If I were better organized I would only upload pictures I was actually going to use in a blog post, but I am too often compiling posts on the fly and consequently I wind up making last-minute decisions of what to use and never going back to delete the unused, or “unattached” photos.
Black Vulture 4-26-14
So this is a photo essay with no particular subject, only some previously unattached, unrelated blasts from the past.
Bewick’s Wren, 4-26-14
Northern Cardinal, Lake Shore East Park, 4-23-14
Lincoln’s Sparrow, Songbird Meadows, 4-26-14
White-Winged Crow, Daley Bicentennial Plaza Tennis Court
I’ll probably still be going through pictures from Africa all year at this rate, if not for the rest of my life (or, as they say in legalese, “whichever first occurs”). I have two shorter trips coming up very soon and I am looking forward to them!
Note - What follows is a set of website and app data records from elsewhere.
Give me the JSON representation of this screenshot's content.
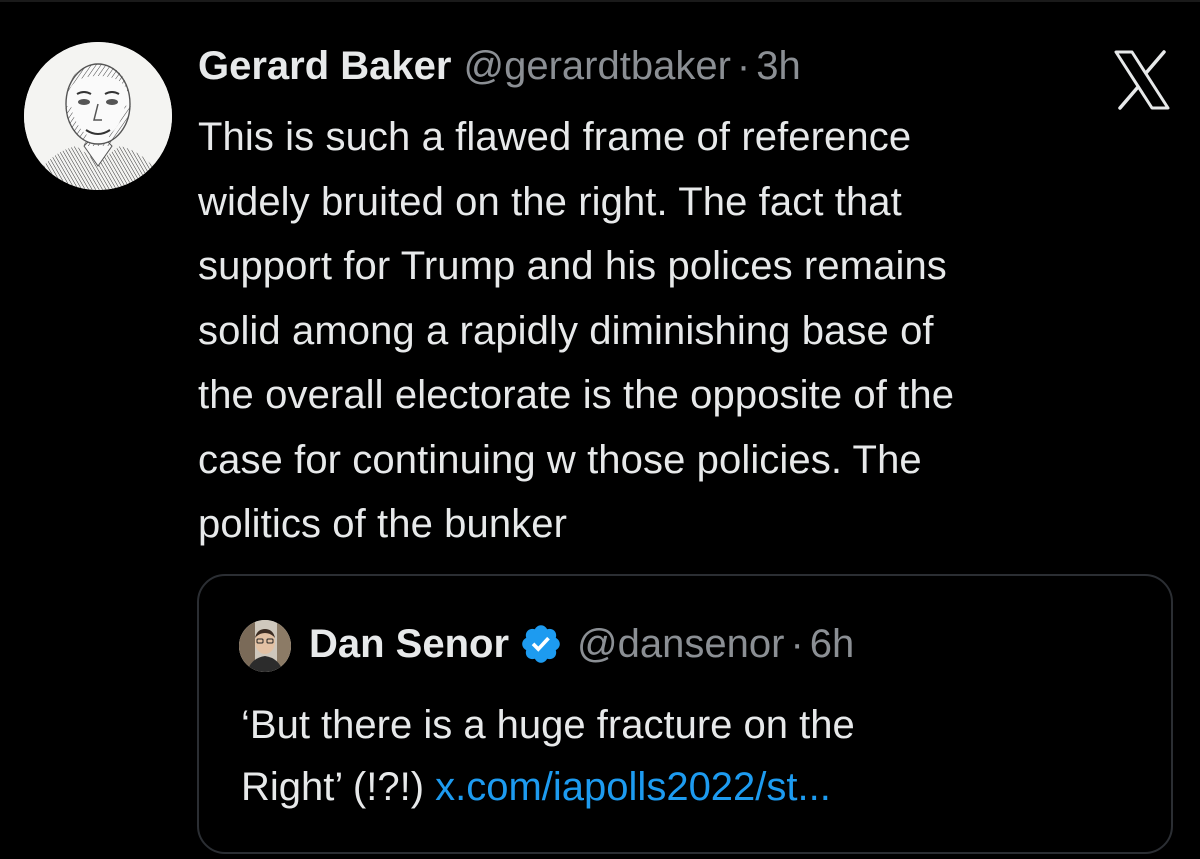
{
  "tweet": {
    "author_name": "Gerard Baker",
    "author_handle": "@gerardtbaker",
    "separator": "·",
    "time": "3h",
    "avatar_icon": "author-portrait-avatar",
    "lines": [
      "This is such a flawed frame of reference",
      "widely bruited on the right. The fact that",
      "support for Trump and his polices remains",
      "solid among a rapidly diminishing base of",
      "the overall electorate is the opposite of the",
      "case for continuing w those policies. The",
      "politics of the bunker"
    ]
  },
  "quote": {
    "author_name": "Dan Senor",
    "author_handle": "@dansenor",
    "separator": "·",
    "time": "6h",
    "verified_icon": "verified-badge-icon",
    "text_line1": "‘But there is a huge fracture on the",
    "text_line2": "Right’ (!?!) ",
    "link_text": "x.com/iapolls2022/st..."
  },
  "brand": {
    "logo": "x-logo-icon"
  },
  "colors": {
    "background": "#000000",
    "text": "#e7e9ea",
    "muted": "#8b8f94",
    "link": "#1d9bf0",
    "border": "#2b2e33"
  }
}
But it’s still nice to go back in time…especially when I have not been able to venture out much through our arctic blast. (It’s official now, this is our coldest winter in 30 years.) I tried to visit the Chicago Portage today but it was closed. Enough said.
Back to the Serengeti.
Leopards are never easy to spot, often sleeping in trees during the day, but we got very lucky with this one.
And then after our quest for this exceptional predator, not far away we found two great land-bound birds, Kori and White-Bellied Bustards.
The long, soft feathery necks of the Kori Bustards must blend in perfectly with the tall dried grasses (click on the photo below to get a better view of the neck feathers). They hunt insects and small vertebrates.
The White-Bellied Bustard is considerably smaller.
This bird appears to be an immature male.
More pictures await me from that day in the Serengeti, but none will be more emblematic than those of the Leopard.